# ASSIGNMENT:
The records follow. Give them all back exactly.

# EXTRACTED INFORMATION:
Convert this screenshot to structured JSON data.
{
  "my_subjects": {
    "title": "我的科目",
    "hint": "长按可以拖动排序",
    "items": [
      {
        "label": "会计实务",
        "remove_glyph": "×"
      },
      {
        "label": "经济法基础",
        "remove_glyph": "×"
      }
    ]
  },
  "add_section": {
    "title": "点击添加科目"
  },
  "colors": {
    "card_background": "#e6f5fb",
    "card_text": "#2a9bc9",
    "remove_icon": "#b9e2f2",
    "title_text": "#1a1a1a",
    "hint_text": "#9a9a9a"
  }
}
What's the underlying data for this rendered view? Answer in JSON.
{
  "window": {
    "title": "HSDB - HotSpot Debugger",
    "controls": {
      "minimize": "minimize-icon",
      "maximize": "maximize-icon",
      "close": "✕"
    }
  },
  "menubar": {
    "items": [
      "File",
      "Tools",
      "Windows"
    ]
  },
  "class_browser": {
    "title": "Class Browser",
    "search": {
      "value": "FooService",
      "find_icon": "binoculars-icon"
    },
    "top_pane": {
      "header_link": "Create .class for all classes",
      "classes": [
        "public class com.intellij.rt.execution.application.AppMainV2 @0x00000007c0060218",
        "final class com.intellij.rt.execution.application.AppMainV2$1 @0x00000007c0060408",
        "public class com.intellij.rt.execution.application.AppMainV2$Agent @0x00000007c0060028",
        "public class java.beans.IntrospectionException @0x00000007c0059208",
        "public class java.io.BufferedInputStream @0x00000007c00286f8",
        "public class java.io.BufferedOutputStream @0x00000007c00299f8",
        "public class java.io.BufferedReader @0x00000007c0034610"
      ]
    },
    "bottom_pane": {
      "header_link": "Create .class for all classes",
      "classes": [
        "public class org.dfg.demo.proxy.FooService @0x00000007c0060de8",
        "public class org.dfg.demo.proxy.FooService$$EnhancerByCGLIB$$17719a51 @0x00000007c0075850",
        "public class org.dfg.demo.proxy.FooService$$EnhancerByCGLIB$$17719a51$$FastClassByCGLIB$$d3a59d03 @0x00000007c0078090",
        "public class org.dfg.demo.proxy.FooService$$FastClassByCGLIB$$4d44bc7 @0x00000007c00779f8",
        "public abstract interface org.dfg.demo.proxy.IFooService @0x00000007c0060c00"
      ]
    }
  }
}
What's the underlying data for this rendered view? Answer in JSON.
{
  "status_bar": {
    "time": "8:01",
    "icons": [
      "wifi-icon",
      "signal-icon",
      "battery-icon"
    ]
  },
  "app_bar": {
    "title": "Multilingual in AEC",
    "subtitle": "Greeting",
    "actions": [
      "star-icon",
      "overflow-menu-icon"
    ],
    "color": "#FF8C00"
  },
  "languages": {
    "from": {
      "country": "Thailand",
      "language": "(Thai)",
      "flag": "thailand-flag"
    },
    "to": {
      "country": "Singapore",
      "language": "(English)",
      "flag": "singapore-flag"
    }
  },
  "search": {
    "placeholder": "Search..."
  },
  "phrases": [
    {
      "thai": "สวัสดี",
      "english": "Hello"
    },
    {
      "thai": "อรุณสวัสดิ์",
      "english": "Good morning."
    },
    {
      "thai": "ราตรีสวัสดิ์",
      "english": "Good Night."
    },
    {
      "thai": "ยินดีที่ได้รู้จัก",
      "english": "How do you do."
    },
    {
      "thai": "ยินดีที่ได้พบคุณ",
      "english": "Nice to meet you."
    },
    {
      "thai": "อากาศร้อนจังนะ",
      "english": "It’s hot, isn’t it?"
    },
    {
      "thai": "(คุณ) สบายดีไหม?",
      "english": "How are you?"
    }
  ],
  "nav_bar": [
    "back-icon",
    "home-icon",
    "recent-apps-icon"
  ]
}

# SOLUTION:
Convert this screenshot to structured JSON data.
{
  "my_subjects": {
    "title": "我的科目",
    "hint": "长按可以拖动排序",
    "items": [
      {
        "label": "会计实务",
        "remove_glyph": "×"
      },
      {
        "label": "经济法基础",
        "remove_glyph": "×"
      }
    ]
  },
  "add_section": {
    "title": "点击添加科目"
  },
  "colors": {
    "card_background": "#e6f5fb",
    "card_text": "#2a9bc9",
    "remove_icon": "#b9e2f2",
    "title_text": "#1a1a1a",
    "hint_text": "#9a9a9a"
  }
}
What's the underlying data for this rendered view? Answer in JSON.
{
  "window": {
    "title": "HSDB - HotSpot Debugger",
    "controls": {
      "minimize": "minimize-icon",
      "maximize": "maximize-icon",
      "close": "✕"
    }
  },
  "menubar": {
    "items": [
      "File",
      "Tools",
      "Windows"
    ]
  },
  "class_browser": {
    "title": "Class Browser",
    "search": {
      "value": "FooService",
      "find_icon": "binoculars-icon"
    },
    "top_pane": {
      "header_link": "Create .class for all classes",
      "classes": [
        "public class com.intellij.rt.execution.application.AppMainV2 @0x00000007c0060218",
        "final class com.intellij.rt.execution.application.AppMainV2$1 @0x00000007c0060408",
        "public class com.intellij.rt.execution.application.AppMainV2$Agent @0x00000007c0060028",
        "public class java.beans.IntrospectionException @0x00000007c0059208",
        "public class java.io.BufferedInputStream @0x00000007c00286f8",
        "public class java.io.BufferedOutputStream @0x00000007c00299f8",
        "public class java.io.BufferedReader @0x00000007c0034610"
      ]
    },
    "bottom_pane": {
      "header_link": "Create .class for all classes",
      "classes": [
        "public class org.dfg.demo.proxy.FooService @0x00000007c0060de8",
        "public class org.dfg.demo.proxy.FooService$$EnhancerByCGLIB$$17719a51 @0x00000007c0075850",
        "public class org.dfg.demo.proxy.FooService$$EnhancerByCGLIB$$17719a51$$FastClassByCGLIB$$d3a59d03 @0x00000007c0078090",
        "public class org.dfg.demo.proxy.FooService$$FastClassByCGLIB$$4d44bc7 @0x00000007c00779f8",
        "public abstract interface org.dfg.demo.proxy.IFooService @0x00000007c0060c00"
      ]
    }
  }
}
What's the underlying data for this rendered view? Answer in JSON.
{
  "status_bar": {
    "time": "8:01",
    "icons": [
      "wifi-icon",
      "signal-icon",
      "battery-icon"
    ]
  },
  "app_bar": {
    "title": "Multilingual in AEC",
    "subtitle": "Greeting",
    "actions": [
      "star-icon",
      "overflow-menu-icon"
    ],
    "color": "#FF8C00"
  },
  "languages": {
    "from": {
      "country": "Thailand",
      "language": "(Thai)",
      "flag": "thailand-flag"
    },
    "to": {
      "country": "Singapore",
      "language": "(English)",
      "flag": "singapore-flag"
    }
  },
  "search": {
    "placeholder": "Search..."
  },
  "phrases": [
    {
      "thai": "สวัสดี",
      "english": "Hello"
    },
    {
      "thai": "อรุณสวัสดิ์",
      "english": "Good morning."
    },
    {
      "thai": "ราตรีสวัสดิ์",
      "english": "Good Night."
    },
    {
      "thai": "ยินดีที่ได้รู้จัก",
      "english": "How do you do."
    },
    {
      "thai": "ยินดีที่ได้พบคุณ",
      "english": "Nice to meet you."
    },
    {
      "thai": "อากาศร้อนจังนะ",
      "english": "It’s hot, isn’t it?"
    },
    {
      "thai": "(คุณ) สบายดีไหม?",
      "english": "How are you?"
    }
  ],
  "nav_bar": [
    "back-icon",
    "home-icon",
    "recent-apps-icon"
  ]
}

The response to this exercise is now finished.